### Problem details
The records must be retyped exactly, with no pictures included.

[Start of section]

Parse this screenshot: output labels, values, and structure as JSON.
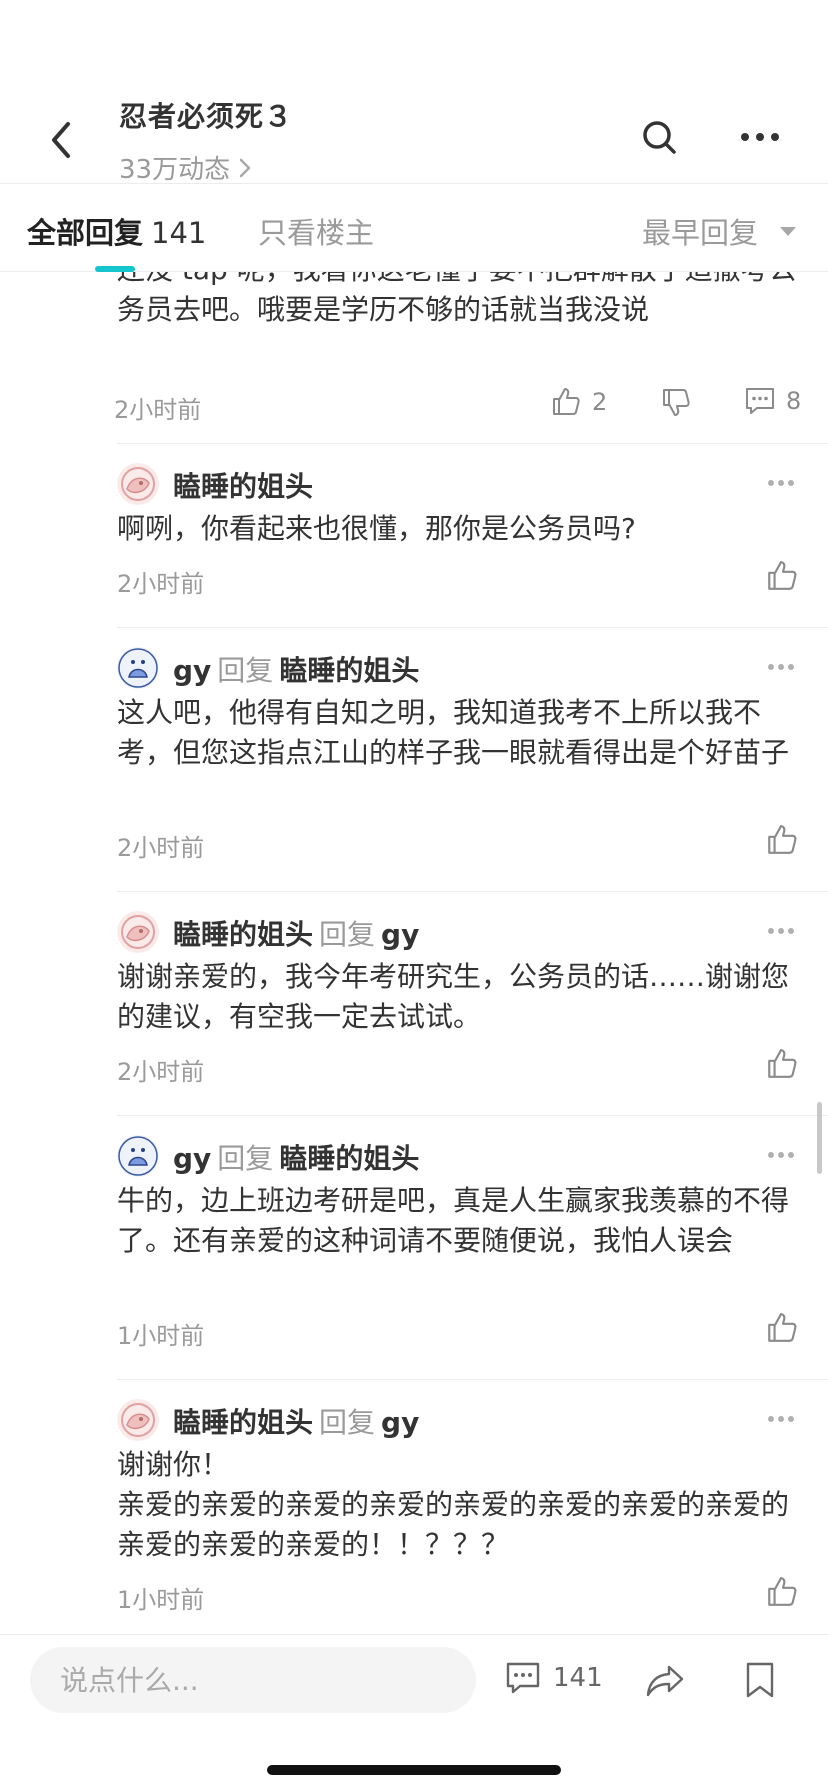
{
  "header": {
    "title": "忍者必须死３",
    "subtitle": "33万动态",
    "back_icon": "chevron-left-icon",
    "search_icon": "search-icon",
    "more_icon": "more-horizontal-icon"
  },
  "tabs": {
    "all_label": "全部回复",
    "all_count": "141",
    "op_only_label": "只看楼主",
    "sort_label": "最早回复",
    "accent_color": "#15c5ce"
  },
  "main_comment": {
    "text_tail": "还没 tap 呢，我看你这老懂了要不把群解散了适撤考公务员去吧。哦要是学历不够的话就当我没说",
    "time": "2小时前",
    "likes": "2",
    "replies": "8"
  },
  "replies": [
    {
      "author": "瞌睡的姐头",
      "reply_word": "",
      "reply_to": "",
      "text": "啊咧，你看起来也很懂，那你是公务员吗?",
      "time": "2小时前"
    },
    {
      "author": "gy",
      "reply_word": "回复",
      "reply_to": "瞌睡的姐头",
      "text": "这人吧，他得有自知之明，我知道我考不上所以我不考，但您这指点江山的样子我一眼就看得出是个好苗子",
      "time": "2小时前"
    },
    {
      "author": "瞌睡的姐头",
      "reply_word": "回复",
      "reply_to": "gy",
      "text": "谢谢亲爱的，我今年考研究生，公务员的话……谢谢您的建议，有空我一定去试试。",
      "time": "2小时前"
    },
    {
      "author": "gy",
      "reply_word": "回复",
      "reply_to": "瞌睡的姐头",
      "text": "牛的，边上班边考研是吧，真是人生赢家我羡慕的不得了。还有亲爱的这种词请不要随便说，我怕人误会",
      "time": "1小时前"
    },
    {
      "author": "瞌睡的姐头",
      "reply_word": "回复",
      "reply_to": "gy",
      "text_line1": "谢谢你！",
      "text": "亲爱的亲爱的亲爱的亲爱的亲爱的亲爱的亲爱的亲爱的亲爱的亲爱的亲爱的！！？？？",
      "time": "1小时前"
    }
  ],
  "bottom": {
    "placeholder": "说点什么...",
    "comment_count": "141",
    "comment_icon": "comment-icon",
    "share_icon": "share-icon",
    "bookmark_icon": "bookmark-icon"
  }
}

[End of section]

### Response
Parse this screenshot: output labels, values, and structure as JSON.
{
  "header": {
    "title": "忍者必须死３",
    "subtitle": "33万动态",
    "back_icon": "chevron-left-icon",
    "search_icon": "search-icon",
    "more_icon": "more-horizontal-icon"
  },
  "tabs": {
    "all_label": "全部回复",
    "all_count": "141",
    "op_only_label": "只看楼主",
    "sort_label": "最早回复",
    "accent_color": "#15c5ce"
  },
  "main_comment": {
    "text_tail": "还没 tap 呢，我看你这老懂了要不把群解散了适撤考公务员去吧。哦要是学历不够的话就当我没说",
    "time": "2小时前",
    "likes": "2",
    "replies": "8"
  },
  "replies": [
    {
      "author": "瞌睡的姐头",
      "reply_word": "",
      "reply_to": "",
      "text": "啊咧，你看起来也很懂，那你是公务员吗?",
      "time": "2小时前"
    },
    {
      "author": "gy",
      "reply_word": "回复",
      "reply_to": "瞌睡的姐头",
      "text": "这人吧，他得有自知之明，我知道我考不上所以我不考，但您这指点江山的样子我一眼就看得出是个好苗子",
      "time": "2小时前"
    },
    {
      "author": "瞌睡的姐头",
      "reply_word": "回复",
      "reply_to": "gy",
      "text": "谢谢亲爱的，我今年考研究生，公务员的话……谢谢您的建议，有空我一定去试试。",
      "time": "2小时前"
    },
    {
      "author": "gy",
      "reply_word": "回复",
      "reply_to": "瞌睡的姐头",
      "text": "牛的，边上班边考研是吧，真是人生赢家我羡慕的不得了。还有亲爱的这种词请不要随便说，我怕人误会",
      "time": "1小时前"
    },
    {
      "author": "瞌睡的姐头",
      "reply_word": "回复",
      "reply_to": "gy",
      "text_line1": "谢谢你！",
      "text": "亲爱的亲爱的亲爱的亲爱的亲爱的亲爱的亲爱的亲爱的亲爱的亲爱的亲爱的！！？？？",
      "time": "1小时前"
    }
  ],
  "bottom": {
    "placeholder": "说点什么...",
    "comment_count": "141",
    "comment_icon": "comment-icon",
    "share_icon": "share-icon",
    "bookmark_icon": "bookmark-icon"
  }
}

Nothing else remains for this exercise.